Dataset entries START

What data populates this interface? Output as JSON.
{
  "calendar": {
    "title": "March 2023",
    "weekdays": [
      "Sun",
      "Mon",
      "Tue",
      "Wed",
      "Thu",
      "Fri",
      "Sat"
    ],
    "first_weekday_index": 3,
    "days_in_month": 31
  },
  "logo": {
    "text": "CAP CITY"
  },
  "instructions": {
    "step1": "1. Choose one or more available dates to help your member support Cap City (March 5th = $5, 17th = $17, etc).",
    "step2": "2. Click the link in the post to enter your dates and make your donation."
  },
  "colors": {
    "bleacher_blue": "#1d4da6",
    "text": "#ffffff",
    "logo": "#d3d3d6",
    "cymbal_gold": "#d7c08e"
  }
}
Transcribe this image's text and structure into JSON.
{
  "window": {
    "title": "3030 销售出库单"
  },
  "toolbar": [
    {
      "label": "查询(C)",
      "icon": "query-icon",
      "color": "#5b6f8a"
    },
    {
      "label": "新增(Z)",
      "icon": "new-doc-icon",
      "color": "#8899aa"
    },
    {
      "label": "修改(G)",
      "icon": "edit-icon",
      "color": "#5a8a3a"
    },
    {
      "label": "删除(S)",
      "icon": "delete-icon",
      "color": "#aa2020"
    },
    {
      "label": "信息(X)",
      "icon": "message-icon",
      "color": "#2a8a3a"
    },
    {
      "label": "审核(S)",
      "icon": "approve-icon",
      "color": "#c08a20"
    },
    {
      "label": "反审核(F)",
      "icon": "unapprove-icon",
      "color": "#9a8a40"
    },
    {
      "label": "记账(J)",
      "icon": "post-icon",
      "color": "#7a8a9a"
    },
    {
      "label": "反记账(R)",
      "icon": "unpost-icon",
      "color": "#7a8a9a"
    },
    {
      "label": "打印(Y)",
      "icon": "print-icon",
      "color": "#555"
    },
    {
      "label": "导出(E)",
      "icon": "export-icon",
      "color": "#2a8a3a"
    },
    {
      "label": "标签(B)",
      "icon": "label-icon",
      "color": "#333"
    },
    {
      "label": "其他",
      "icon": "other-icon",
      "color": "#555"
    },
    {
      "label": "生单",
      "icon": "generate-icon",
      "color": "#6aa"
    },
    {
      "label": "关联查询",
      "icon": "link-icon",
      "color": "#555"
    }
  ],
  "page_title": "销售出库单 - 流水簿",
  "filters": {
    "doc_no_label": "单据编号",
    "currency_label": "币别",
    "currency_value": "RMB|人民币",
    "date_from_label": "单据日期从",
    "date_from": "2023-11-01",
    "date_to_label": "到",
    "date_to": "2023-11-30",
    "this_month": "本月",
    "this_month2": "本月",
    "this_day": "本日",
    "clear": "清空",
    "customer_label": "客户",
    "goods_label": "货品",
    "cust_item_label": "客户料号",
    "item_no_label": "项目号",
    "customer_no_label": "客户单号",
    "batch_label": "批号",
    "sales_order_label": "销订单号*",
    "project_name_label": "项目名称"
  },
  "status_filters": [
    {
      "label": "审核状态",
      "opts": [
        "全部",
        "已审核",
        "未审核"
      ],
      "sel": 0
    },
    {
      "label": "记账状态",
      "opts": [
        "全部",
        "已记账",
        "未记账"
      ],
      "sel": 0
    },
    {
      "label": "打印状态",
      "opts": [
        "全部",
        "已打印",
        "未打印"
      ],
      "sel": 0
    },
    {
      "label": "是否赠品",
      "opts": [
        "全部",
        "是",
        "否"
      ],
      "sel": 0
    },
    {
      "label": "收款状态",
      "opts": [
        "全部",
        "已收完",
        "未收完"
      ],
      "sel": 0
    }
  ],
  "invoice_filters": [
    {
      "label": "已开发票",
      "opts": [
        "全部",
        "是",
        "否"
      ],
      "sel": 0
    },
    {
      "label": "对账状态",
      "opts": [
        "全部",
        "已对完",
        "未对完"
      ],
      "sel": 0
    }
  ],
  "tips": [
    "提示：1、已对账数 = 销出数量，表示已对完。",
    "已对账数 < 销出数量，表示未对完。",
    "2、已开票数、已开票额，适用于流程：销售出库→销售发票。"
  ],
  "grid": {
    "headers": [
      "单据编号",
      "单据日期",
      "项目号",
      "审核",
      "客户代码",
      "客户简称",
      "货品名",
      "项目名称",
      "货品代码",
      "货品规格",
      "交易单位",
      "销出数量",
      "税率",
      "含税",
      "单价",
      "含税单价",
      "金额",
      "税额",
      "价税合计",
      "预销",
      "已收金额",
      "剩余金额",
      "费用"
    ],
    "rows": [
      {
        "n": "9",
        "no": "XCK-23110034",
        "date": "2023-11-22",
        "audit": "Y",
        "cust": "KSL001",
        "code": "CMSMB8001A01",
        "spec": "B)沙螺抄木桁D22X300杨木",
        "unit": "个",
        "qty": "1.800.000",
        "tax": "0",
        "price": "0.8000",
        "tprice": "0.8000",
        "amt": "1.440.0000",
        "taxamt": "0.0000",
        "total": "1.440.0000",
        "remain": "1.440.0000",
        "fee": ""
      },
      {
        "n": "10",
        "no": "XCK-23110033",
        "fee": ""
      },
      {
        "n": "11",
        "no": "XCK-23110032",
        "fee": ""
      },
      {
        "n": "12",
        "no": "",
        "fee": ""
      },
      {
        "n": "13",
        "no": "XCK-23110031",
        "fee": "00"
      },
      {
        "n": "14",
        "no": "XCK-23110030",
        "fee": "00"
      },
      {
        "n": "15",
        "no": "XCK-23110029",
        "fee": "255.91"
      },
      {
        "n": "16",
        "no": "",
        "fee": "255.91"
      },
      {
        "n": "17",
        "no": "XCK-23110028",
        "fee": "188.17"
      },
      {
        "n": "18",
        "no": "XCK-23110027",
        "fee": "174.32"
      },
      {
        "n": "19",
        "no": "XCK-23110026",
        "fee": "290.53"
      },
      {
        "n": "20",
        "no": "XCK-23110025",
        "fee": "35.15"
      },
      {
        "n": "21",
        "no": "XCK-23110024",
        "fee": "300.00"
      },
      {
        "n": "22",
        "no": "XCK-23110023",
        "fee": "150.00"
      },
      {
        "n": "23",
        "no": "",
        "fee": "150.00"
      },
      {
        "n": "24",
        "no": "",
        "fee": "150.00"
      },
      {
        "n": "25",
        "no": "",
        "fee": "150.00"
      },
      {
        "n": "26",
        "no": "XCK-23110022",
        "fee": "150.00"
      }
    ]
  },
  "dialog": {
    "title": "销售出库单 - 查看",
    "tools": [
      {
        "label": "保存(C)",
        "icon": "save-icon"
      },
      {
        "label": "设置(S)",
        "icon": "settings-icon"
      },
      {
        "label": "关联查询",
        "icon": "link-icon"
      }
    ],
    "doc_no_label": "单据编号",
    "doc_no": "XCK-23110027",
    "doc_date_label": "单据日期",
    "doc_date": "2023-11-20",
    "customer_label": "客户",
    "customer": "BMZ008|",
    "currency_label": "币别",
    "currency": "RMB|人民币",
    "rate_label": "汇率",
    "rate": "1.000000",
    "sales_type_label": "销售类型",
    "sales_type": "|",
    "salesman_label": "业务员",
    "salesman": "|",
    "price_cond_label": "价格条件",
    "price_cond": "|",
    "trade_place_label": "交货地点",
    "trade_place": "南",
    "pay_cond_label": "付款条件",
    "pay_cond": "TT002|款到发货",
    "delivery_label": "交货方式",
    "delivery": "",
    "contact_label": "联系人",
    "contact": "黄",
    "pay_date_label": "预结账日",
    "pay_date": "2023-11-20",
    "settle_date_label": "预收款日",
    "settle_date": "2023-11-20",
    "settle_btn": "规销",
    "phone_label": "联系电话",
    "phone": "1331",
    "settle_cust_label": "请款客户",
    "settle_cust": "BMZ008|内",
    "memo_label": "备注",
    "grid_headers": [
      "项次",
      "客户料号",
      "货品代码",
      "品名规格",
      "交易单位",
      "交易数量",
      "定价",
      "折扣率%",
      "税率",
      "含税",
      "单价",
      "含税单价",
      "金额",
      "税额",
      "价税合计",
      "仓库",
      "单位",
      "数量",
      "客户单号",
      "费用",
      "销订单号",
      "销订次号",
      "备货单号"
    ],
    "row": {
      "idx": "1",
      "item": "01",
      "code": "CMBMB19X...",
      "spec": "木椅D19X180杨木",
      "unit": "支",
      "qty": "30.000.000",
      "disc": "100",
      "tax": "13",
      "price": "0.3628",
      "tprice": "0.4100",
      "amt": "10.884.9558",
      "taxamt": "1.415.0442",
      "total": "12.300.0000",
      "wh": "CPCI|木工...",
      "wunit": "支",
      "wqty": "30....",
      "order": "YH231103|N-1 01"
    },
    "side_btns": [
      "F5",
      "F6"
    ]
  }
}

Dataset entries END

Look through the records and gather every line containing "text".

- Answer section
    "text": "CAP CITY"
    "text": "#ffffff",
Transcribe this image's text and structure into JSON.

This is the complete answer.